The Trump administration sanctioned Iran’s minister of information and communications technology (ICT) on Friday for his longstanding role in suppressing Iranian citizens’ access to the internet. The designation of Mohammad Javad Azari Jahromi marks an expression of solidarity with the Iranian people, who recently faced a weeklong internet blackout aimed at weakening their ability to organize protests and expose Tehran’s bloody repression of them.
The suppression of online communications constitutes a key function of the ICT Ministry, which administers a vast telecommunications infrastructure that not only blocks millions of websites but also aids Tehran’s efforts to monitor dissidents. Keenly aware that Iranians utilized social media to organize mass protests in 2009 and again in recent years, Tehran fears the internet’s role in promoting resistance.
The ICT Ministry runs the Telecommunications Infrastructure Company (TIC), which developed the National Information Network (NIN), a state-controlled national internet, or intranet, that offers Iranians key online services, such as email and banking. In practice, however, the NIN serves as an instrument of censorship and intimidation, enabling the regime to conduct surveillance, block international websites, and wage cyberattacks.
The 38-year-old Jahromi, Iran’s youngest cabinet minister ever appointed, secured his post in August 2017 after serving four years as deputy ICT minister. In June 2017, then-ICT Minister Mahmoud Vaezi said that during President Hassan Rouhani’s first term, the ICT Ministry had closed seven million websites and blocked 121,000 programs that enabled users to evade government censors.
From 2009 to 2013, Jahromi helped develop the Intelligence Ministry’s online surveillance infrastructure. From 2002 to 2009, he worked for Iran’s Intelligence Ministry, which bears responsibility for the violent death of countless regime opponents both at home and abroad since the 1980s. In 2009, Jahromi reportedly assisted security forces in detaining and harshly interrogating Iranians who participated in nationwide protests. In 2016, he became the CEO of the Telecommunications Infrastructure Company, offering him a leading role in developing the NIN.

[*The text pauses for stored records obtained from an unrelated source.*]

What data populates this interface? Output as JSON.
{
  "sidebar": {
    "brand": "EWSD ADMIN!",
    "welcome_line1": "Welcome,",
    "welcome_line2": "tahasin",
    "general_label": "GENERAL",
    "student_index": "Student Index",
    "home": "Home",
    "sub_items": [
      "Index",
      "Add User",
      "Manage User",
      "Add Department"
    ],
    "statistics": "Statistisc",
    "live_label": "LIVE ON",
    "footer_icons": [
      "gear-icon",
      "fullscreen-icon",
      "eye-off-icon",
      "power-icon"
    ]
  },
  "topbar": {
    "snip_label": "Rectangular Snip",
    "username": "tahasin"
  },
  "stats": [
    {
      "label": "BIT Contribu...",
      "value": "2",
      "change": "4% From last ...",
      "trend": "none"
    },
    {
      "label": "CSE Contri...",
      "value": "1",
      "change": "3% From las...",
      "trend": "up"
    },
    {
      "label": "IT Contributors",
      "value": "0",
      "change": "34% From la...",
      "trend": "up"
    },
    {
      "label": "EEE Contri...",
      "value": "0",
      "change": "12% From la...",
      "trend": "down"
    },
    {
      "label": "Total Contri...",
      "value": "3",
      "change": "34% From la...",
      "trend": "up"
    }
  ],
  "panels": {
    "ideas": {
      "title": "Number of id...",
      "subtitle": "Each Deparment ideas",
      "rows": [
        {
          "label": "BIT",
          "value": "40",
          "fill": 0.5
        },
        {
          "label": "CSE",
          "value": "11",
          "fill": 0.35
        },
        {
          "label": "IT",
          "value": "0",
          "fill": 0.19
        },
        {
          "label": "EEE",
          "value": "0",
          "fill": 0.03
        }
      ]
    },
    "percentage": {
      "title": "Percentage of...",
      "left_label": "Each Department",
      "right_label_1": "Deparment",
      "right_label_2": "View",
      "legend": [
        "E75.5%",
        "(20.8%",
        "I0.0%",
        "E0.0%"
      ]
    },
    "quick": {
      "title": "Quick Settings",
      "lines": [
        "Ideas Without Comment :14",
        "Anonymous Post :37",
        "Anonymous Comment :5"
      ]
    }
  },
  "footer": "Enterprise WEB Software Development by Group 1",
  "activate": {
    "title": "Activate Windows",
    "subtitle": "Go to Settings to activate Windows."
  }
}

Jahromi has expressed pride in his resume. “I worked in the Intelligence Ministry,” he said, “but unfortunately there’s this approach that whoever works in that ministry is bad. If the ministry is bad, then why has it been created?” In fact, he declared, he considered it “an honor” to work there. Before Jahromi’s appointment, one Iranian lawmaker warned that the incoming minister could transform the ICT Ministry into a “second Intelligence Ministry.”
Those words of caution have proven prescient. During Jahromi’s tenure, Tehran has repeatedly blocked social media platforms like Instagram and Telegram to stymie protests and other forms of dissent. “Maintaining national security is very important,” said Jahromi regarding the latest flare-up of protests in Iran, which began on November 15 in response to the regime’s hike in gas prices.
Since his appointment as ICT minister, rumors have circulated that Jahromi intends to run for Iran’s presidency, although he said in August he still has not “reached any conclusion on this issue.” In multiple interviews, Jahromi has also hailed the importance of internet freedom, notwithstanding his prominent role in suppressing it.
In this sense, Jahromi’s rhetoric parallels that of Iranian President Hassan Rouhani, who cultivates an image as a moderate and a reformer while his government continues to crush dissent and support terrorism. Washington’s designation of Jahromi should make clear that he is no different than the president who appointed him.
The Trump administration should now build upon Jahromi’s designation by sanctioning other key human rights abusers. Potential targets include Mahmoud Alavi, the minister of intelligence; Hossein Ashtari, the head of Iran’s police, formally known as the Law Enforcement Force; and Gholamreza Soleimani, the commander of the Basij militia. Like Jahromi, each has played a major role in suppressing protests and other forms of dissent.
Tzvi Kahn is a senior Iran analyst at the Foundation for Defense of Democracies (FDD), where he also contributes to FDD’s Center on Economic and Financial Power (CEFP). For more analysis from Tzvi and CEFP, subscribe HERE. Follow Tzvi on Twitter @TzviKahn. Follow FDD on Twitter @FDD and @FDD_CEFP. FDD is a Washington, DC-based, nonpartisan research institute focusing on national security and foreign policy.